Sonic Frontiers Phono One phono preamplifier Talking with Chris Johnson
As reported on the Stereophile website and in January 1999's "Industry Update," Sonic Frontiers was acquired by Canadian loudspeaker manufacturer Paradigm on September 1, 1998. Although Sonic Frontiers was in receivership at the time of the deal, the merger appears to have stabilized SF's operations and permitted them to move forward. I recently asked Sonic Frontiers co-founder Chris Johnson—now Sonic Frontiers International president—how things had changed since the Paradigm takeover, and what it meant for the future of the Phono One and other Sonic Frontiers products.
Chris Johnson: We've received tremendous support from Paradigm. They have four plants, with over 250 employees, near Sonic Frontiers...a considerable infrastructure that has lent, and will continue to lend, support. The changes are ones that always occur in a merger, because they improve efficiency. For example, we have switched over completely to using their Macintosh-based business software. Mostly, the changes are invisible to the customer...the sales and design staffs and functions haven't changed.

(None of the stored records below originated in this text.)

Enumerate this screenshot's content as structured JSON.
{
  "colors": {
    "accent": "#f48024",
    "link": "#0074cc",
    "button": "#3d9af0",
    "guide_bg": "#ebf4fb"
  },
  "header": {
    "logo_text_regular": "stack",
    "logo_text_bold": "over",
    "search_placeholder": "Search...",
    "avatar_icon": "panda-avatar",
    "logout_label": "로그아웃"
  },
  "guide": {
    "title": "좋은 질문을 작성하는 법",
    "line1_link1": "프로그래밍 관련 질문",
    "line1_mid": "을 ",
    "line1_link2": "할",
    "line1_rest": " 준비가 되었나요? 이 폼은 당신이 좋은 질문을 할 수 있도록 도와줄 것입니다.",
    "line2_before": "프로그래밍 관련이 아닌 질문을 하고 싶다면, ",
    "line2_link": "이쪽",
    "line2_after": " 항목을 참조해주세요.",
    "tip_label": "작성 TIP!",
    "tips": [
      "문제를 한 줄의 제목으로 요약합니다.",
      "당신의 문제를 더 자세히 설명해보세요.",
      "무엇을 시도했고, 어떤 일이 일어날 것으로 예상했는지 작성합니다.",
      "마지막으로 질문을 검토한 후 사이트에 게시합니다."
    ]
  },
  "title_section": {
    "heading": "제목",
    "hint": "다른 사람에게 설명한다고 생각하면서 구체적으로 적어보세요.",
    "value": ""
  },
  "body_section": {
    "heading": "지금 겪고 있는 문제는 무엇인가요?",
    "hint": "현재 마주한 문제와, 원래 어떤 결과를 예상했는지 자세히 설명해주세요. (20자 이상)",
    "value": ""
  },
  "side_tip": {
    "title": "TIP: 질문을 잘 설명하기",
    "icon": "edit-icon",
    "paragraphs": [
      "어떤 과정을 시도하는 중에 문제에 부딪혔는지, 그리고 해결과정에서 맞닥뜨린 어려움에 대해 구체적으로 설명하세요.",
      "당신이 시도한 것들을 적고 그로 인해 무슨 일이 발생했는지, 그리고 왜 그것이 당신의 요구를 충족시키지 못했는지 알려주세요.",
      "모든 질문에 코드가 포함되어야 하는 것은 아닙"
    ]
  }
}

For one thing, their backing has allowed us to expand our Parts Connection division...something we've wanted to do for a long time, but didn't have the resources. They've also allowed us to launch a Herculean effort to enter and expand into the multichannel market. In calendar 1999, we will enter all product categories in the multichannel market—source components, processors, and multichannel amplifiers.
Brian Damkroger: What does that mean for Sonic's existing two-channel products?
Johnson: We have design teams continuing to develop two-channel products. Our entire product line will continue. We will not abandon any products or lines in the foreseeable future. If the worldwide market continues to support traditional two-channel audio, Sonic Frontiers will continue to serve that market. If, four or five years down the line, the global market for two-channel audio isn't viable, we'll reassess our position...but we don't see that as imminent. I don't think that anyone would deny that the size of the two-channel audio market has been reduced, particularly in North America, and in response to the situation in Asia. If it stabilizes and plateaus, we'll continue our development of two-channel audio products. If it continues to slip, continued development will be limited to enhancements of the current products, at best.
Damkroger: What about the Phono One in particular? Has development continued on it?
Johnson: It first shipped in August '97, and there hasn't been any development since that time. If the analog market remains viable, we'll continue to produce it.
Damkroger: What's coming in the next six to twelve months in terms of two-channel audio? Are there products under development that are about ready to be released?
Johnson: Within the next six months or year, we'll almost certainly release an enhancement of our separate digital processor to accept the next digital format. If that's two-channel, it will be a two-channel product. If it's multichannel, that's what it will be. Similarly, there will be a Sonic Frontiers DVD-based player and/or transport. That product depends primarily on sorting out the copyright issues.